          Sounds ripe for Dyemakers' Puffballs,* Rhizipogon, Pyrola, Chimaphila, Gaultheria, Arbutus, etc.
          Larry
           
          *a.k.a. Dog Turd Fungus



        • Mike Creel
          Actually no fungus problems at all. When bird dogs were apen, I regularly shoveled out the stuff and rinsed off the sloped concrete pad with a power spray
          Message 4 of 8 , Feb 1, 2007
          • 0 Attachment
            Actually no fungus problems at all. When bird dogs
            were apen, I regularly shoveled out "the stuff" and
            rinsed off the sloped concrete pad with a power spray
            nozzle. Plus, nature has worked on the pad for
            several years it lacked dogs or pots. I will send you
            some photos.
            Mike Creel, SC

            --- Larry Wallace <UUallace@...> wrote:

            > "large, orderly shade bed well away from the house
            > at the old dog pen"
            > Sounds ripe for Dyemakers' Puffballs,* Rhizipogon,
            > Pyrola, Chimaphila,
            > Gaultheria, Arbutus, etc.
            > Larry
            >
            > *a.k.a. Dog Turd Fungus
            >
            >
            >
            >
          • Larry Wallace
            The *true* fungi Pisolithus and Rhizopogon are not problems. They are necessary for Wintergreens and Arbutus. Pisolithus will produce a fruiting body in
            Message 5 of 8 , Feb 1, 2007
            • 0 Attachment
              The true fungi Pisolithus and Rhizopogon are not problems.  They are necessary for Wintergreens and Arbutus.  Pisolithus will produce a 'fruiting body' in the presence of "the stuff". Just like button mushrooms and horse stuff.
              Larry
               
              Mike was instrumental in the recognition of R. eastmanii as well as the Carolina Boykin variety of Canis extratius  (Canis hyspanicus).

               
            • Mike Creel
              To be exact I was the discoverer and co-author in Novon in September 1999 (with botanist Kathleen Kron) of the species Rhododendron eastmanii, which is now
              Message 6 of 8 , Feb 1, 2007
              • 0 Attachment
                To be exact I was the "discoverer" and co-author in
                Novon in September 1999 (with botanist Kathleen Kron)
                of the species Rhododendron eastmanii, which is now
                verified in 11 South Carolina counties, but my friend
                Charles Eastman (who I proposed the species be named
                for) who is in his 80s, and has lost both feet, had
                seen the azaleas in woods near his home since
                childhood and had thought they were different.
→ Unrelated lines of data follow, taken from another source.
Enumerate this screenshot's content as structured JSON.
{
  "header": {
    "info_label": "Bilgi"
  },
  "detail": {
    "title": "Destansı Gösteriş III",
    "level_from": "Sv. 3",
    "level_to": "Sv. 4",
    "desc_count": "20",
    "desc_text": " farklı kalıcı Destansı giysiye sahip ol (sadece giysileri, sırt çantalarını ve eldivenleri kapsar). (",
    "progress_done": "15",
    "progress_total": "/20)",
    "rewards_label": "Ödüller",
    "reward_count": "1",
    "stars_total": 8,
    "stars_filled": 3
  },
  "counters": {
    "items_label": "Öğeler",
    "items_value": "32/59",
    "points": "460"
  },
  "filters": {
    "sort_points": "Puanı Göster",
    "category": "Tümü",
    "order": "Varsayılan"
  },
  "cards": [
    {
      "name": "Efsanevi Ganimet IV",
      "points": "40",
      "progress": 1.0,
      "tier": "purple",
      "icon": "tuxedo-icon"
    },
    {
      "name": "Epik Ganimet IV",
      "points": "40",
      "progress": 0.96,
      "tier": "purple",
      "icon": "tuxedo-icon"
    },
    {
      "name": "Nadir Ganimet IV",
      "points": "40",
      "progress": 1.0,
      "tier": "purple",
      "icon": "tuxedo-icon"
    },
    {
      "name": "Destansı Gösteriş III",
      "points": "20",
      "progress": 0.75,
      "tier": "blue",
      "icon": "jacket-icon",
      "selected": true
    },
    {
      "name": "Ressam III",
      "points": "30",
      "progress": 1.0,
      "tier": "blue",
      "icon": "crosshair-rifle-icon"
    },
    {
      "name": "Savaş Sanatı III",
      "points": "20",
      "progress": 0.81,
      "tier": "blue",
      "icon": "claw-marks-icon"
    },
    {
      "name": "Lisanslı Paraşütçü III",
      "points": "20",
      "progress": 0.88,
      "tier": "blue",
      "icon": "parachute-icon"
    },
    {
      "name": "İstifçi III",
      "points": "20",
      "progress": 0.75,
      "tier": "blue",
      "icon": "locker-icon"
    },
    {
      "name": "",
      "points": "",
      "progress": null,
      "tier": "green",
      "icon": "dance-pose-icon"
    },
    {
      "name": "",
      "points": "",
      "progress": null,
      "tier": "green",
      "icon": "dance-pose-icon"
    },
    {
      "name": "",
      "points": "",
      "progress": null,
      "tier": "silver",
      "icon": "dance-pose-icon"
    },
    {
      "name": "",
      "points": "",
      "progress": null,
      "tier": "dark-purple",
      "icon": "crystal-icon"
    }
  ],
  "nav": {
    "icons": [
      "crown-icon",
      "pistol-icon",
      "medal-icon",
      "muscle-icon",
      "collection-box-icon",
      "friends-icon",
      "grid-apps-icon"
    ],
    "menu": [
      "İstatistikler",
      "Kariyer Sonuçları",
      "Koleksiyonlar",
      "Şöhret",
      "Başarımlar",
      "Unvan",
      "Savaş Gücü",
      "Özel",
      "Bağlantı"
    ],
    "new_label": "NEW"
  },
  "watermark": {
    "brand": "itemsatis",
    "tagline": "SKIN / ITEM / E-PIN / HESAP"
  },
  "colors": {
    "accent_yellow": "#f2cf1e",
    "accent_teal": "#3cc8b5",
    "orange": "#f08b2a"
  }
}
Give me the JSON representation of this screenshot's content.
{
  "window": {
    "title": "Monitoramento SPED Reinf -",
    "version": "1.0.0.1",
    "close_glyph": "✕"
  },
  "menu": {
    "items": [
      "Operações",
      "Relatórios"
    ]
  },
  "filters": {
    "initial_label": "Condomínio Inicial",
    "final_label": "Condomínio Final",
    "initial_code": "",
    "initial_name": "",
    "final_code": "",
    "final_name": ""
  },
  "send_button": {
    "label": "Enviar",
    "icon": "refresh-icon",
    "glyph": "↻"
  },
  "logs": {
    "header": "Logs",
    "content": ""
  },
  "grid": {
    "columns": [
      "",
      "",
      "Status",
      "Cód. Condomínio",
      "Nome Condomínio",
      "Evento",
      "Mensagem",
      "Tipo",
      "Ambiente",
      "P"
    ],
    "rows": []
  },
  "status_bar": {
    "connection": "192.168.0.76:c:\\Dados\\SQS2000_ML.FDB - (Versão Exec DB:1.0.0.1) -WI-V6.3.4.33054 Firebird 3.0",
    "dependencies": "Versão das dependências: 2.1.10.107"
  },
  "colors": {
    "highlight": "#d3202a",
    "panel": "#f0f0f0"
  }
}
                My involvement with the Boykin Spaniel dog breed began
                when I was researching an article for a 1975 issue of
                South Carolina Wildlife magazine and wrote that the
                breed would soon become extinct unless lovers of the
                breed organized as a club and set breed standards. An
                association was later formed and the breed prospers
                worldwide. Later I co-authored a lengthy book on the
                breed, ilustrated with mostly my photos. The book was
                a sell out, but the publisher went bankrupt when her
                husband's cabinet business went under. As a result I
                received less than half payment, but the book was
                really a work of love. I would have done it for free.
                I am the only lifetime honorary member of the Boykin
                Spaniel Society, and that is payment enough.
                Mike Creel

                --- Larry Wallace <UUallace@...> wrote:

                >>
                > *Mike was instrumental in the recognition of R.
                > eastmanii as well as the
                > Carolina Boykin variety of Canis extratius (Canis
                > hyspanicus).*
                >
              Your message has been successfully submitted and would be delivered to recipients shortly.